4-. A free rotor gyro comprising, in combination, a rotor, first and second electrodes adjacent said rotor and arranged coaxially on opposite sides thereof, an electrostatic support circuit for establishing an alternating current potential between said rotor and said electrodes for electrostatically supporting said rotor along a predetermined axis, sensing means for providing an alternating current position signal which varies as a function of the difference in current flow between said electrodes and said rotor, a first transformer having primary and secondary windings for coupling said sensing means to said support circuit, said sensing means comprising an amplifier for amplifying said position signal, said amplifier having first and second input terminals and an output terminal, and a second transformer having primary and secondary windings, the primary windings of said first and said second transformers being operatively coupled in series between said output terminal and said second input terminal, the secondary winding of said second transformer being operatively coupled between said first input terminal and the common connection between the primary windings of said first and said second transformers, thevoltages across the primary winding of said first transformer and the secondary winding of said second transformer being substantially equal but opposite in polarity.
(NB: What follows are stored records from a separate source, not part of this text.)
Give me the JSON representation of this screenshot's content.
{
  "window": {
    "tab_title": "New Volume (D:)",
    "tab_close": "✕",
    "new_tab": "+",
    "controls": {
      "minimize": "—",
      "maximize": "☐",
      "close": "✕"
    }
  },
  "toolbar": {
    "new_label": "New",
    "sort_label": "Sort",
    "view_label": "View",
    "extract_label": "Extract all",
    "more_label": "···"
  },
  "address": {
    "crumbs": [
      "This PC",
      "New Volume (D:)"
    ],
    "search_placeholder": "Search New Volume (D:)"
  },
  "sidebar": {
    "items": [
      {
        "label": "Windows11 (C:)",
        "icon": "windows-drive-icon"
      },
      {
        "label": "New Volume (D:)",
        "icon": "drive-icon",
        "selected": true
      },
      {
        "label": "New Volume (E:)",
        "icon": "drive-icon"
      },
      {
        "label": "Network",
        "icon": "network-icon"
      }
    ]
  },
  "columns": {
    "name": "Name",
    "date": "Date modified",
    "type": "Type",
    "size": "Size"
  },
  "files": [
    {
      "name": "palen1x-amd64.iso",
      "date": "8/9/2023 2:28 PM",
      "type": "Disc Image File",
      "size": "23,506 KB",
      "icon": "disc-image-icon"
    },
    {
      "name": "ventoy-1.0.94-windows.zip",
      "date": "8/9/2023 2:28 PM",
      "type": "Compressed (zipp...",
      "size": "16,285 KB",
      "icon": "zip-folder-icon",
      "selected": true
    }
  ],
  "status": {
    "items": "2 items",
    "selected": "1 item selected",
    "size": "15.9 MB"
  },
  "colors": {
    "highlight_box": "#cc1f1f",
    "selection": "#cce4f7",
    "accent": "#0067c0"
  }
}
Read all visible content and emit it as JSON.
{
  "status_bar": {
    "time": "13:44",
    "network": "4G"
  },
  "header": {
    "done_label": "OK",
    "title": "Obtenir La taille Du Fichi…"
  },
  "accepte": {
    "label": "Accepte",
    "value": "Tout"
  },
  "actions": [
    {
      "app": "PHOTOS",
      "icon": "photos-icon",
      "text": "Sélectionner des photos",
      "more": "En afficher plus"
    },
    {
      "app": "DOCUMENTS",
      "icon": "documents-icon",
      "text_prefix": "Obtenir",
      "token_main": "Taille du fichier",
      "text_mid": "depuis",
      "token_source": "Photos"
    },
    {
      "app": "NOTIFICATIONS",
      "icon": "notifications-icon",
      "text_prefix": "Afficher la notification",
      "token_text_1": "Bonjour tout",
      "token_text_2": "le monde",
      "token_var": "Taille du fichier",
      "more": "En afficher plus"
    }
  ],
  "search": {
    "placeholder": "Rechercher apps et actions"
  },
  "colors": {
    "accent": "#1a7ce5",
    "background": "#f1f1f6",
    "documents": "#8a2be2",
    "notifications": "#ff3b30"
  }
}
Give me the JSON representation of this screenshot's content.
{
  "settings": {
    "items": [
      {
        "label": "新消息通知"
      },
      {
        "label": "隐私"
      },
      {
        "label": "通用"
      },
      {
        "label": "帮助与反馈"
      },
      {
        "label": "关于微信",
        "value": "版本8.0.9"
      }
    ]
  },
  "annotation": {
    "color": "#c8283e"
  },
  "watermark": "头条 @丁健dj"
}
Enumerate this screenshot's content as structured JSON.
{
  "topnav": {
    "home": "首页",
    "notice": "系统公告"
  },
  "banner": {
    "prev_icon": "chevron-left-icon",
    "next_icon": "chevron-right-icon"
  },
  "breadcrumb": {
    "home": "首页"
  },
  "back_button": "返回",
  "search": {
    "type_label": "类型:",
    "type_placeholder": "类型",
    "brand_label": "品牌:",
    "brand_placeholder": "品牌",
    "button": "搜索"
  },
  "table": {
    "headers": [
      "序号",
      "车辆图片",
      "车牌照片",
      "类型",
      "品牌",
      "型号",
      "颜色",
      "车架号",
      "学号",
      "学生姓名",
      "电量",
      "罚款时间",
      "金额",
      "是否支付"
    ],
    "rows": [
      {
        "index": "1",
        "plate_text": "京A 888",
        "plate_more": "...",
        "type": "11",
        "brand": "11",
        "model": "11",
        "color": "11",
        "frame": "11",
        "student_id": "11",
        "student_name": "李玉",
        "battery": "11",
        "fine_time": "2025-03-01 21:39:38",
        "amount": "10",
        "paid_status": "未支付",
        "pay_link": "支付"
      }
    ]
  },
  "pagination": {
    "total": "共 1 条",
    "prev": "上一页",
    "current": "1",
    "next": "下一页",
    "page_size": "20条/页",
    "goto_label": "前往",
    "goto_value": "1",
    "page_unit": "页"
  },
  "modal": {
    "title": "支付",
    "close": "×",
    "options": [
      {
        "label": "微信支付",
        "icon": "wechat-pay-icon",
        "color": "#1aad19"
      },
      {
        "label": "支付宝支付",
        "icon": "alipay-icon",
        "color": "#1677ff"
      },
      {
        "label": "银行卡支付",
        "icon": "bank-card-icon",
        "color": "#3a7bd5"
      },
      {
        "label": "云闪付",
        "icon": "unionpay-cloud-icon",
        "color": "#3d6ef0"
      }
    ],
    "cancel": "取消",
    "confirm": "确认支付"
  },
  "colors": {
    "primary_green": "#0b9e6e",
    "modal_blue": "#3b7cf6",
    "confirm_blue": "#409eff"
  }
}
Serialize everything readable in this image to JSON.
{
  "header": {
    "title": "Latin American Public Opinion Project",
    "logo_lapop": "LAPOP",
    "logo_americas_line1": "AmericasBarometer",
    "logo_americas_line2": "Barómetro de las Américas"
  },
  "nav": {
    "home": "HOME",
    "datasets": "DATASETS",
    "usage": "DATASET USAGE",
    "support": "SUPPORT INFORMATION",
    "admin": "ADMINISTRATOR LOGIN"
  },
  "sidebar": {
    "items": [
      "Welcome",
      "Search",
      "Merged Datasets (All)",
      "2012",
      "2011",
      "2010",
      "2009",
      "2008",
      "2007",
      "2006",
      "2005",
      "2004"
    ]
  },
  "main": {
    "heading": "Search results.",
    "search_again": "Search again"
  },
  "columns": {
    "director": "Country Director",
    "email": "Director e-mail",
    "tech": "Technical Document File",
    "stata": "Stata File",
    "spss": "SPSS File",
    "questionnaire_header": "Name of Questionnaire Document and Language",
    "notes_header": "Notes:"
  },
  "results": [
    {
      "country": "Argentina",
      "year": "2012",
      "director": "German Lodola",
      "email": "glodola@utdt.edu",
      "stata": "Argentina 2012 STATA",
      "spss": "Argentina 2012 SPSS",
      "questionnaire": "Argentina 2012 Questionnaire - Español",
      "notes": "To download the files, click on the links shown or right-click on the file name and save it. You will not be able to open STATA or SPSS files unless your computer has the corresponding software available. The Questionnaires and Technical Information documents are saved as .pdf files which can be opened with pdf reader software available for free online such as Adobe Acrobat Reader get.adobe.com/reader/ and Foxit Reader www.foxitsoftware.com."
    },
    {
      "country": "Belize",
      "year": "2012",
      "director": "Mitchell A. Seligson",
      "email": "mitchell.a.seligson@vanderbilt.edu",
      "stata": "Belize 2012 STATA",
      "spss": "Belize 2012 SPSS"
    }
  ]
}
5. A free rotor gyro comprising, in combination, a rotor, first and second electrodes, a power circuit for establishing an A.C. charge between said rotor and said electrodes to electrostatically support said rotor, a sensing circuit for providing an alternating current position signal which varies as a function of the difference in current through said electrodes, first transformer means having a primary winding in said sensing circuit and a secondary winding in said power circuit for inductively coupling said sensing circuit to said power circuit, said secondary winding' being operatively coupled to said electrodes, said sensing circuit further comprising amplifier means for amplifying said position signal, said amplifier means having first and second input terminals and an output terminal, second transformer means having primary and secondary windings, the primary windings of said first and said second transformer means being operatively coupled in series between said output terminal and said second input terminal, the secondary winding of said second transformer means having one end thereof operatively coupled to said first input terminal and the other end thereof operatively coupled to the common connection between the primary windings of said first and said second transformer means, and capacitance means operatively coupled across the secondary winding of said second transformer means so that the voltages effected across the secondary winding of said second transformer means and the primary winding of said first transformer means are substantially equal but opposite in polarity.

No references cited.

MILTON O. HIRSHFIELD, Primary Examiner.

L. L. SMITH, Assistant Examiner.

Non-Patent Citations
Reference
1 *None
Referenced by
Citing PatentFiling datePublication dateApplicantTitle
US3619014 *Apr 2, 1970Nov 9, 1971North American RockwellGyroscope
US3697143 *May 21, 1971Oct 10, 1972North American RockwellElectrostatic gyroscope suspension system
US3785709 *Jun 7, 1972Jan 15, 1974North American RockwellForce-position decoupler for electrostatic gyroscope suspension system
US3823990 *Oct 10, 1972Jul 16, 1974Massachusetts Inst TechnologyCapacitive-inductive bridge type electrical suspension
US3891285 *May 13, 1974Jun 24, 1975Rockwell International CorpElectrostatic bearing sensing and control circuitry
US3918310 *Jun 14, 1974Nov 11, 1975Singer CoCapacitive sensing system
US4654582 *Jul 8, 1985Mar 31, 1987The United States Of America As Represented By The Secretary Of The Air ForceUsed to provide fault isolation in a navigation system
US5142921 *Oct 29, 1990Sep 1, 1992Litton Systems, Inc.Force balance instrument with electrostatic charge control
US5748005 *Oct 31, 1995May 5, 1998Creare, Inc.Radial displacement sensor for non-contact bearings
Classifications
U.S. Classification310/90.5
International ClassificationG01C19/24, F16C17/00
Cooperative ClassificationG01C19/24, F16C32/0404
European ClassificationF16C32/04E, G01C19/24